Your goal: Each record beneath this line is to be copied exactly.

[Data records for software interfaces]
=-=-=-=-=
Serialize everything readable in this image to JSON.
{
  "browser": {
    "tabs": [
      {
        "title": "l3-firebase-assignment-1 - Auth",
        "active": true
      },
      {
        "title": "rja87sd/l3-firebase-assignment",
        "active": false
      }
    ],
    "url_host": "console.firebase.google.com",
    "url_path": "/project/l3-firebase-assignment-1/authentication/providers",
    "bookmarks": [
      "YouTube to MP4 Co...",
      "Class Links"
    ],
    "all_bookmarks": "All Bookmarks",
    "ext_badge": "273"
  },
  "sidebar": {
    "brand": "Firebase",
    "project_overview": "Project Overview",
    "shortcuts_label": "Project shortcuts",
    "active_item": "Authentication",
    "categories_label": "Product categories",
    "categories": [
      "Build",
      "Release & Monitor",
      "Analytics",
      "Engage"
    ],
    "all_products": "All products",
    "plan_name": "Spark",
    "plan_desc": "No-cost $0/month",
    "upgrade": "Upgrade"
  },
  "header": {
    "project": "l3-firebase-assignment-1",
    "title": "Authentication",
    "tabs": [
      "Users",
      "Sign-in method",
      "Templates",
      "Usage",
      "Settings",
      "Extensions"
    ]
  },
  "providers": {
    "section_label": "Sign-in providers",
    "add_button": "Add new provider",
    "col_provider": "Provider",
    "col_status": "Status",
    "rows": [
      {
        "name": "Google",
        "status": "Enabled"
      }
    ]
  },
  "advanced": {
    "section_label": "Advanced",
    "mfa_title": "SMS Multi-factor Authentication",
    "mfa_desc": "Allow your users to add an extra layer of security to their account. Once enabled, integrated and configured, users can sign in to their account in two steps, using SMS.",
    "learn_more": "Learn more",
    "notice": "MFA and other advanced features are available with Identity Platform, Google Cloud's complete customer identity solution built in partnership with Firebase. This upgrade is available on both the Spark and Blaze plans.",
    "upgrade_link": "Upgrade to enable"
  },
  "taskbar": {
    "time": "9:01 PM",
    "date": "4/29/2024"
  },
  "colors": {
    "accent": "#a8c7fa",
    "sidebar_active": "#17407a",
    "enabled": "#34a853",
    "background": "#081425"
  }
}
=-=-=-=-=
Response box:
Serialize everything readable in this image to JSON.
{
  "browser": {
    "tabs": [
      {
        "title": "l3-firebase-assignment-1 - Auth",
        "active": true
      },
      {
        "title": "rja87sd/l3-firebase-assignment",
        "active": false
      }
    ],
    "url_host": "console.firebase.google.com",
    "url_path": "/project/l3-firebase-assignment-1/authentication/providers",
    "bookmarks": [
      "YouTube to MP4 Co...",
      "Class Links"
    ],
    "all_bookmarks": "All Bookmarks",
    "ext_badge": "273"
  },
  "sidebar": {
    "brand": "Firebase",
    "project_overview": "Project Overview",
    "shortcuts_label": "Project shortcuts",
    "active_item": "Authentication",
    "categories_label": "Product categories",
    "categories": [
      "Build",
      "Release & Monitor",
      "Analytics",
      "Engage"
    ],
    "all_products": "All products",
    "plan_name": "Spark",
    "plan_desc": "No-cost $0/month",
    "upgrade": "Upgrade"
  },
  "header": {
    "project": "l3-firebase-assignment-1",
    "title": "Authentication",
    "tabs": [
      "Users",
      "Sign-in method",
      "Templates",
      "Usage",
      "Settings",
      "Extensions"
    ]
  },
  "providers": {
    "section_label": "Sign-in providers",
    "add_button": "Add new provider",
    "col_provider": "Provider",
    "col_status": "Status",
    "rows": [
      {
        "name": "Google",
        "status": "Enabled"
      }
    ]
  },
  "advanced": {
    "section_label": "Advanced",
    "mfa_title": "SMS Multi-factor Authentication",
    "mfa_desc": "Allow your users to add an extra layer of security to their account. Once enabled, integrated and configured, users can sign in to their account in two steps, using SMS.",
    "learn_more": "Learn more",
    "notice": "MFA and other advanced features are available with Identity Platform, Google Cloud's complete customer identity solution built in partnership with Firebase. This upgrade is available on both the Spark and Blaze plans.",
    "upgrade_link": "Upgrade to enable"
  },
  "taskbar": {
    "time": "9:01 PM",
    "date": "4/29/2024"
  },
  "colors": {
    "accent": "#a8c7fa",
    "sidebar_active": "#17407a",
    "enabled": "#34a853",
    "background": "#081425"
  }
}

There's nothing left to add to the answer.